By Dennis Crouch
Most operating businesses that rely on intellectual property (IP) rights do not focus on a single form of rights but instead take a layered approach that includes patent law along with trademark, copyright, contractual limitations, and design rights, for instance. Each form of IP has weak points and overlapping coverage provides a greater level of certainty that any underlying market value can be protected. Of course, overlapping rights create difficulties for users that rely upon the public domain and fair use. The bulk of governmental money spent on administering intellectual property rights goes through the US Patent & Trademark Office (PTO) — an executive agency housed within the Department of Commerce.

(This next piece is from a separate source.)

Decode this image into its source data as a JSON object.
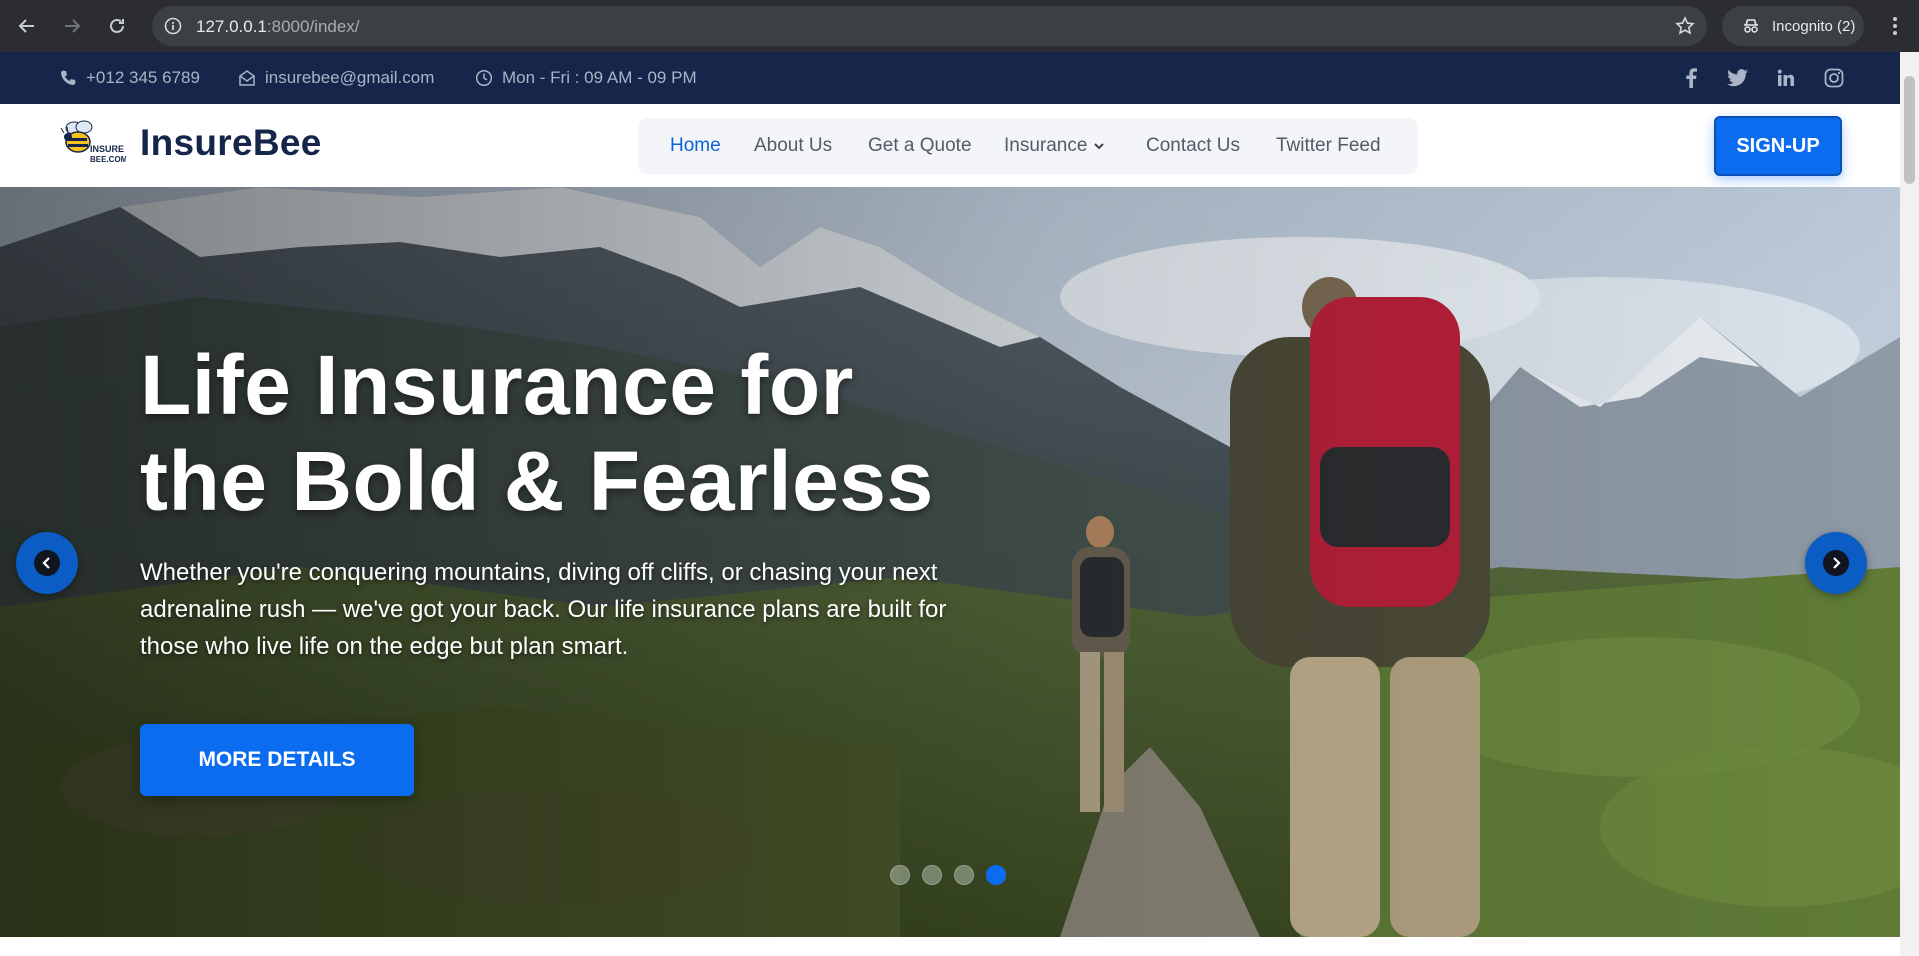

Although the PTO only administrates patent and trademark issues, the Director of the USPTO also serves as the Undersecretary of Commerce in charge of Intellectual Property and has the role of advising the President and other federal agencies on all aspects of intellectual property – including copyright law. Of late, this role is shared somewhat with the White House Office of the U.S. Intellectual Property Enforcement Coordinator.
Whither the Copyright Office: There is a clear structural reason why the President and executive agencies cannot rely on the US Copyright Office for advice about copyright law. The Copyright Office is housed within the Library of Congress, which itself is managed by Congress rather than the President. Thus the US Copyright Office does not officially represent the Administration or shape Administration policy. This is an odd setup — especially with the rising and overlapping market role for intellectual property rights. From a theoretical standpoint, it is unclear whether the fractured administrative structure leads to rights that are either too strong or too weak. What we can tell is that the structure leads to a lack of coordination in administration of the various IP systems within the US.
In his 1995 Congressional testimony on the topic, Bill Patry identified the fractured structure as "an historical anomaly."
It is not the result of a judgment that the legislative branch is where the Copyright Office belongs. It occurred solely because there was a very clever, ambitious Librarian of Congress who figured out that rather than relying upon appropriated funds, which is not a great way for agencies to fund themselves, he would get free books. He got free books by convincing Congress to require publishers and authors to give the Library free books. That is how the Copyright Office got into the Library of Congress.
The answer: In 1995, the Senate proposed a solution – a United States Intellectual Property Organization (USIPO). (S. 1961). Although the Bill did not emerge from committee at the time, the newly proposed organization would fall in line with many of our trading partners, including the UK IPO, the Canadian IPO, and the World Intellectual Property Organization (WIPO).
Back in 1995, then Register of Copyrights Marybeth Peters commented that such a move may unduly politicize the Copyright Office. Peters was also concerned that the historic and humanist value of the copyright registry would be soiled if joined with the commerce-focused patent and trademark administrators.
Bill Patry testified before the Senate in support of the concept of the USIPO and argued that the Copyright Office functions are executive not legislative:
Well, the Office doesn't perform any legislative functions. Why should it remain in the legislative branch? The answer that you are given is essentially that is the way it has always been and we like it that way. But if you have go the two other forms of intellectual property … why should the third one be over here and on the other side of the Potomac? It is really a quaint sort of nostalgia for the past. It is an obstacle for the future.
Members of Congress also expressed reticence about giving up direct control of the office. At the time, the Intellectual Property Owners Association and AIPLA suggested "further study."
In the years since 1995, we have seen a great convergence in the marketplace role of the various intellectual property schemes. It seems to me that the time is ripe to consider the issue once again.